ASSIGNMENT — Return a copy of every line in the records that includes the word "calendar".

SUPPLIED RECORDS —

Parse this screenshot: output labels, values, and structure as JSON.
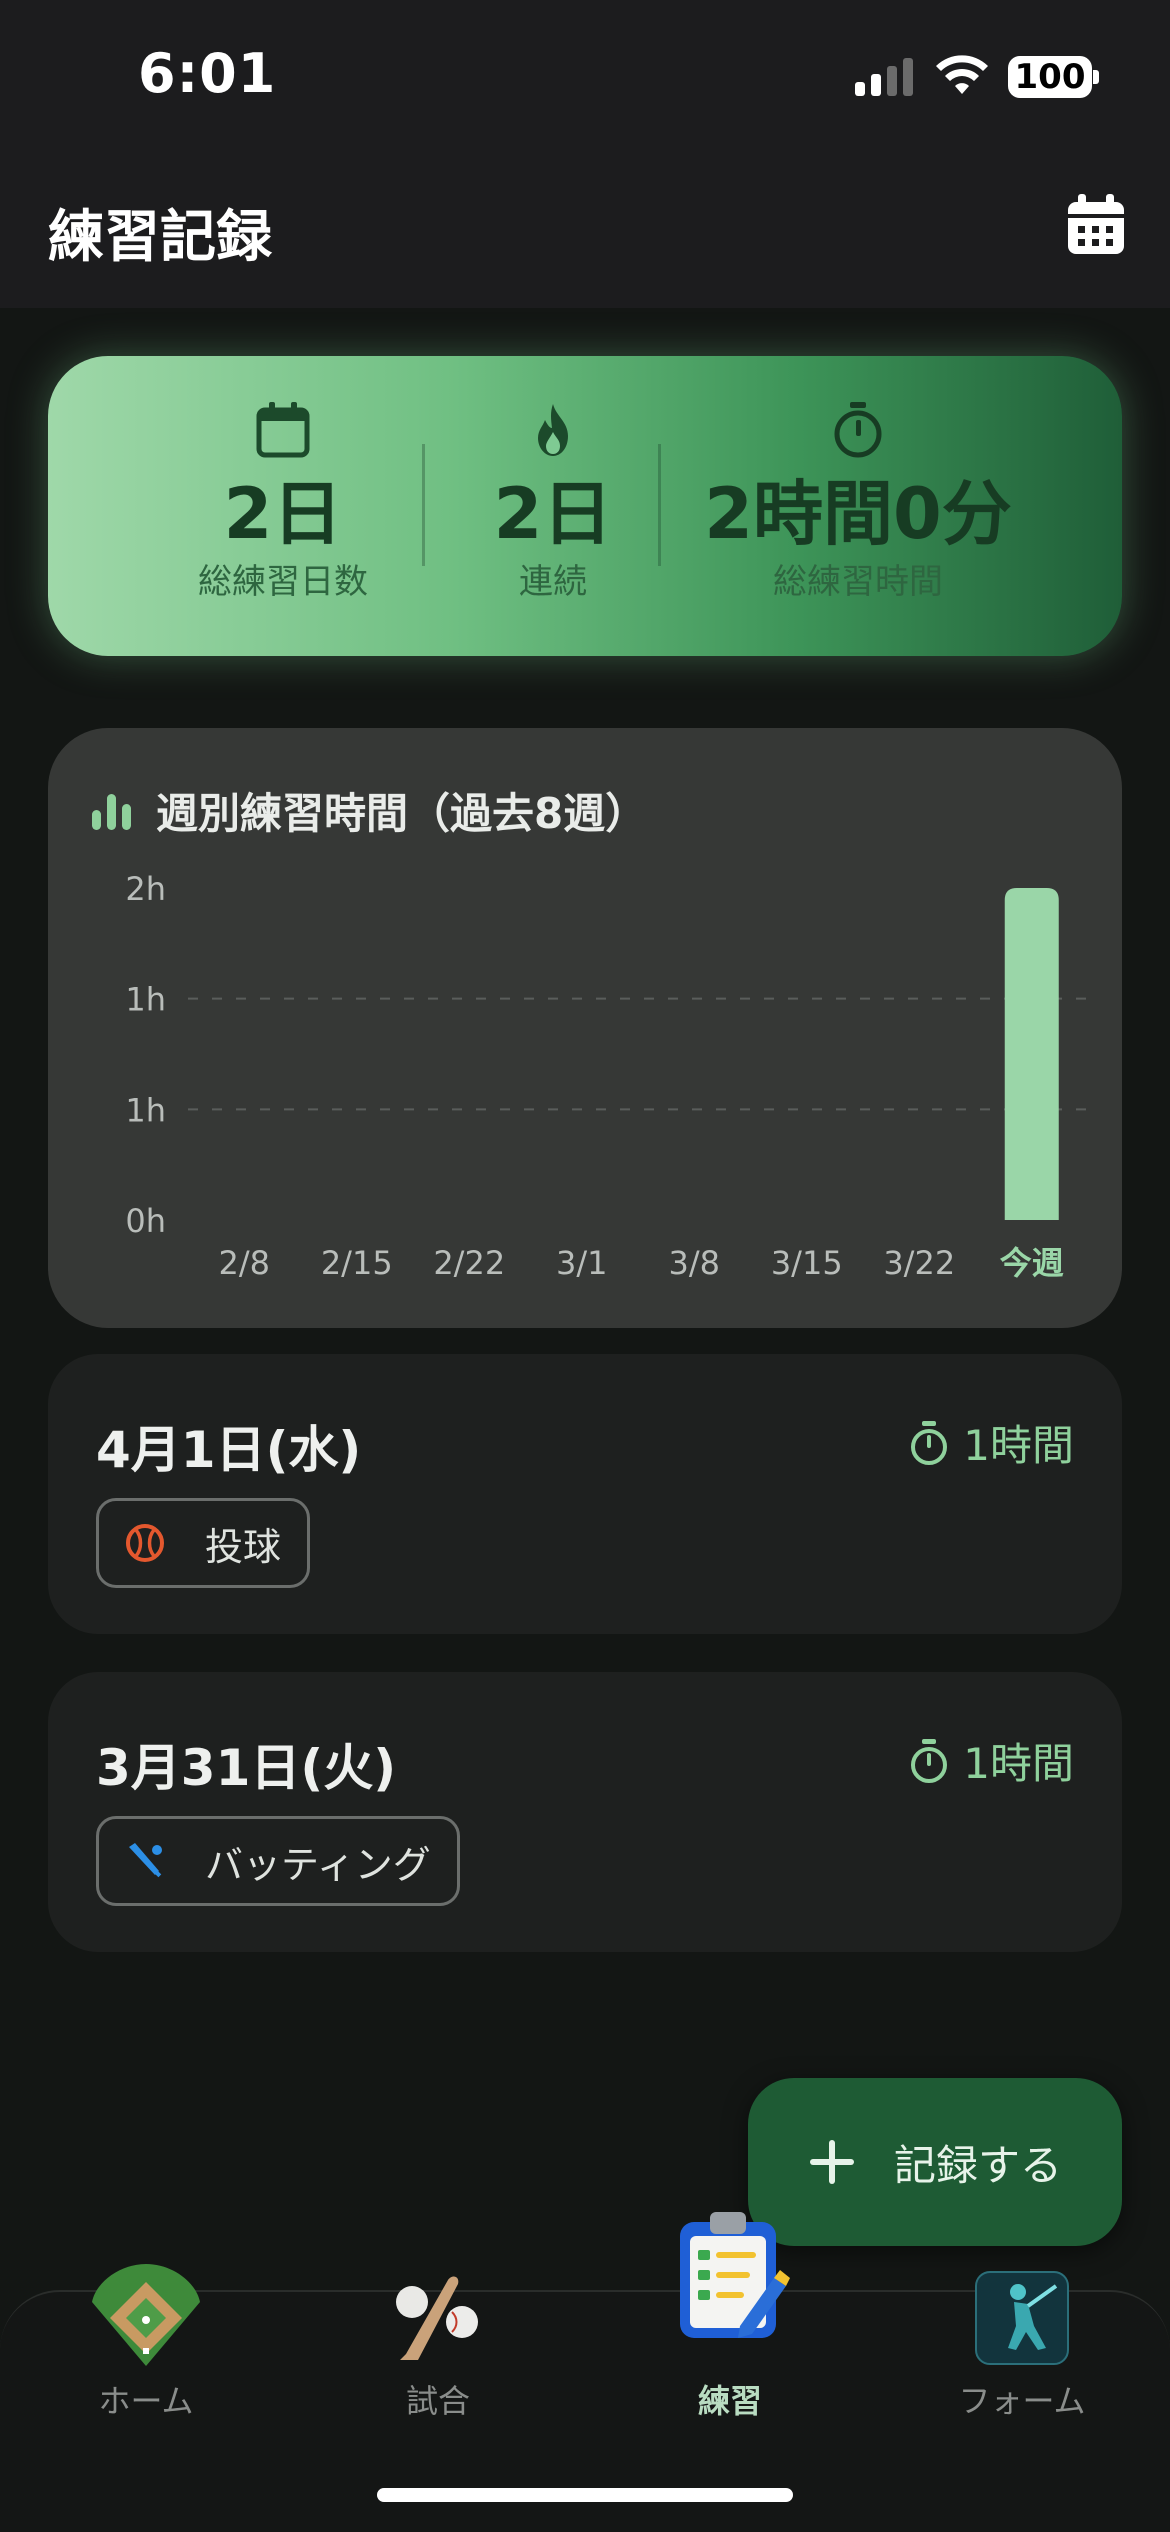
{
  "status_bar": {
    "time": "6:01",
    "battery": "100"
  },
  "header": {
    "title": "練習記録",
    "calendar_icon": "calendar-icon"
  },
  "summary": {
    "stats": [
      {
        "icon": "calendar-icon",
        "value": "2日",
        "label": "総練習日数"
      },
      {
        "icon": "flame-icon",
        "value": "2日",
        "label": "連続"
      },
      {
        "icon": "stopwatch-icon",
        "value": "2時間0分",
        "label": "総練習時間"
      }
    ]
  },
  "chart_data": {
    "type": "bar",
    "title": "週別練習時間（過去8週）",
    "categories": [
      "2/8",
      "2/15",
      "2/22",
      "3/1",
      "3/8",
      "3/15",
      "3/22",
      "今週"
    ],
    "values": [
      0,
      0,
      0,
      0,
      0,
      0,
      0,
      2
    ],
    "unit": "h",
    "ylim": [
      0,
      2
    ],
    "y_ticks": [
      "0h",
      "1h",
      "1h",
      "2h"
    ],
    "grid": "dashed horizontal",
    "bar_color": "#9ad6a8",
    "highlight_category": "今週",
    "highlight_color": "#9ad6a8"
  },
  "sessions": [
    {
      "date": "4月1日(水)",
      "duration": "1時間",
      "tag": {
        "icon": "baseball-icon",
        "label": "投球",
        "color": "#e4582e"
      }
    },
    {
      "date": "3月31日(火)",
      "duration": "1時間",
      "tag": {
        "icon": "bat-icon",
        "label": "バッティング",
        "color": "#2c8fe6"
      }
    }
  ],
  "fab": {
    "icon": "plus-icon",
    "label": "記録する"
  },
  "tabbar": {
    "tabs": [
      {
        "icon": "baseball-field-icon",
        "label": "ホーム",
        "active": false
      },
      {
        "icon": "bat-and-ball-icon",
        "label": "試合",
        "active": false
      },
      {
        "icon": "clipboard-icon",
        "label": "練習",
        "active": true
      },
      {
        "icon": "batter-silhouette-icon",
        "label": "フォーム",
        "active": false
      }
    ]
  }
}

EXERCISE OUTPUT —
    "calendar_icon": "calendar-icon"
        "icon": "calendar-icon",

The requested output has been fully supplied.